START DATA RECORDS
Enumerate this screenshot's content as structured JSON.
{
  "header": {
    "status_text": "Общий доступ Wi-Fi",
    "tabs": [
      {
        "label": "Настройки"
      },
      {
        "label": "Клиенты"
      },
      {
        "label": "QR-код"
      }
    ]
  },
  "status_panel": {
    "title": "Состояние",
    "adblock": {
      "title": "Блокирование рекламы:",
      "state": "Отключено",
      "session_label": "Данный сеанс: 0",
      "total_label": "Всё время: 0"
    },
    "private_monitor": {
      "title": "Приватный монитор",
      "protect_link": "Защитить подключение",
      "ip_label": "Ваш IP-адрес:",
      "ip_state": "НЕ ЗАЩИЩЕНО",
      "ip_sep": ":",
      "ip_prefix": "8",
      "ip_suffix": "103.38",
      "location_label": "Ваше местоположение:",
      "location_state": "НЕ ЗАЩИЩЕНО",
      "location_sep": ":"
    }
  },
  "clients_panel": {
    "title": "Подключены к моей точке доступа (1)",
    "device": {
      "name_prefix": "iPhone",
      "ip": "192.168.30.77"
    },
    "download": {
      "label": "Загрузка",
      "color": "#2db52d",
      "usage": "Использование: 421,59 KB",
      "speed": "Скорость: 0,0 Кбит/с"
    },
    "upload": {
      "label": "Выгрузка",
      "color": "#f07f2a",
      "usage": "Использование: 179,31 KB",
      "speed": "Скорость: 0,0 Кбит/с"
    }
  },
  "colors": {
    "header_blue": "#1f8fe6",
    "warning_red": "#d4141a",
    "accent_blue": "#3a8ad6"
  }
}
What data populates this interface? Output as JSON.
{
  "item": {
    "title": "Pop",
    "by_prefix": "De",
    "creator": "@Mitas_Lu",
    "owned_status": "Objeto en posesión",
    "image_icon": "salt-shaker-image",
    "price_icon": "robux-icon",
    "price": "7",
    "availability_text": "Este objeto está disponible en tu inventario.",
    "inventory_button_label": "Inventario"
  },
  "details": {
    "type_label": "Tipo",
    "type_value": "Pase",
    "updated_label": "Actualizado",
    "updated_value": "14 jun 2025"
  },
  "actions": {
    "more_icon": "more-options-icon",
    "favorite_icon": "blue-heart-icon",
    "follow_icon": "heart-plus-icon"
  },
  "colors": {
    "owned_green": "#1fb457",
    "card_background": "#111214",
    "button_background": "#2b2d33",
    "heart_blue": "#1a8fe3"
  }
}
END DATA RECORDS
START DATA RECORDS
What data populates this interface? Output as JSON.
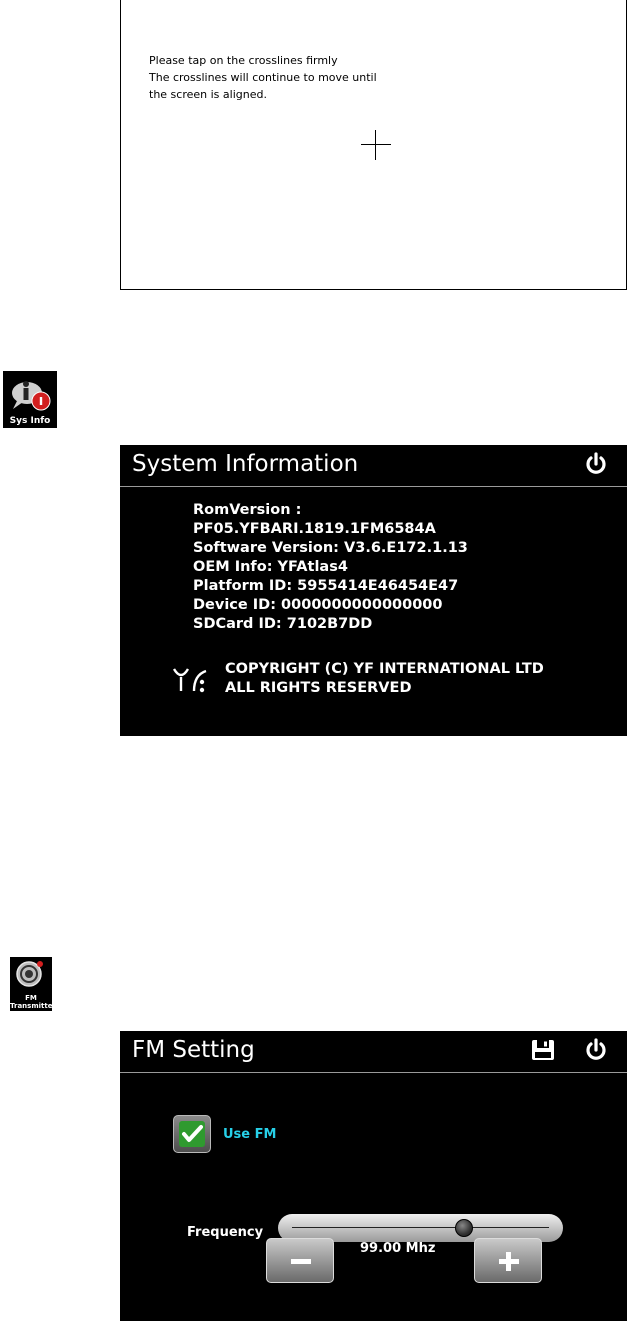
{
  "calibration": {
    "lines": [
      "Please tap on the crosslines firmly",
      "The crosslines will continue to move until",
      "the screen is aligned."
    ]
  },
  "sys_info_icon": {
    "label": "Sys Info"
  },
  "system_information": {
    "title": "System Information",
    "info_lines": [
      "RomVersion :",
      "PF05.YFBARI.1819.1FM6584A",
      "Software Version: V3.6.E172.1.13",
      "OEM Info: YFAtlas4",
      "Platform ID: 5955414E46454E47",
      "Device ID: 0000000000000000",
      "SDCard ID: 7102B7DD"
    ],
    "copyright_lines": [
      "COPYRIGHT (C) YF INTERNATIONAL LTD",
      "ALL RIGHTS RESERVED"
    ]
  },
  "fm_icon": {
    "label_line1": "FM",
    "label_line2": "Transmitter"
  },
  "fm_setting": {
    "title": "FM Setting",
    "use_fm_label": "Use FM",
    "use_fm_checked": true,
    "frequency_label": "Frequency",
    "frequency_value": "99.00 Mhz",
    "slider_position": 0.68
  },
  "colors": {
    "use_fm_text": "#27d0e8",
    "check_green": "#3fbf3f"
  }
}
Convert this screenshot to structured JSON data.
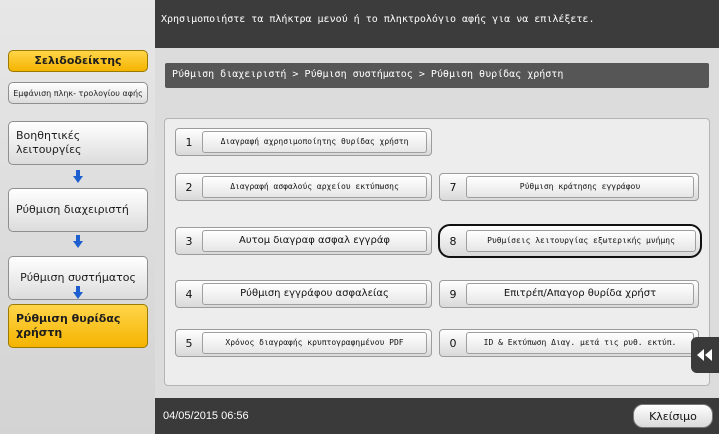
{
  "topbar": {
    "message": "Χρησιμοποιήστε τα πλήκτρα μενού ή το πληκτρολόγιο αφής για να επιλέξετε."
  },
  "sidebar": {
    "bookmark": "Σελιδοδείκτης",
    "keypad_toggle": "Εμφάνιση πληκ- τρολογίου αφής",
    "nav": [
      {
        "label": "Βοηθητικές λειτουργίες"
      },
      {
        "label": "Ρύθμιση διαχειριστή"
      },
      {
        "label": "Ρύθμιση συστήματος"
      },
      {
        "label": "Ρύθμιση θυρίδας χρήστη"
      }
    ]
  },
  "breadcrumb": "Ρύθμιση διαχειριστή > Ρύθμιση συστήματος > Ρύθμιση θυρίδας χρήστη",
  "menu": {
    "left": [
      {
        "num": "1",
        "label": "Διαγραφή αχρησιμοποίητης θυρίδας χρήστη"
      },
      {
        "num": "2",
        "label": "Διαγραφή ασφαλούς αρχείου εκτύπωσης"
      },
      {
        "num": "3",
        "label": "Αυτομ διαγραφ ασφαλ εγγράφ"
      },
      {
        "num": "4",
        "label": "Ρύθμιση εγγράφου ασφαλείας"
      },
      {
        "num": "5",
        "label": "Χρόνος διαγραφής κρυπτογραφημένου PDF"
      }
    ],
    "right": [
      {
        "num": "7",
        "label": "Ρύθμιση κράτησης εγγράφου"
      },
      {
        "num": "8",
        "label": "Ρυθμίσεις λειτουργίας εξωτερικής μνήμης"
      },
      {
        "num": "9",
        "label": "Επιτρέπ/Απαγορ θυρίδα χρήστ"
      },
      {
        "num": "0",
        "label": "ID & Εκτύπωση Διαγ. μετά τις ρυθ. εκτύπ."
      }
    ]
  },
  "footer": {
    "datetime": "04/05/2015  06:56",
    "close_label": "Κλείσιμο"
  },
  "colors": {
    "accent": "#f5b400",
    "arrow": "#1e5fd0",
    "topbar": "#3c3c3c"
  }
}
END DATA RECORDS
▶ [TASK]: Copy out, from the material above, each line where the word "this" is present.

▶ [RESPONSE AREA]:
Enumerate this screenshot's content as structured JSON.
What data populates this interface? Output as JSON.
What data populates this interface? Output as JSON.
Convert this screenshot to structured JSON data.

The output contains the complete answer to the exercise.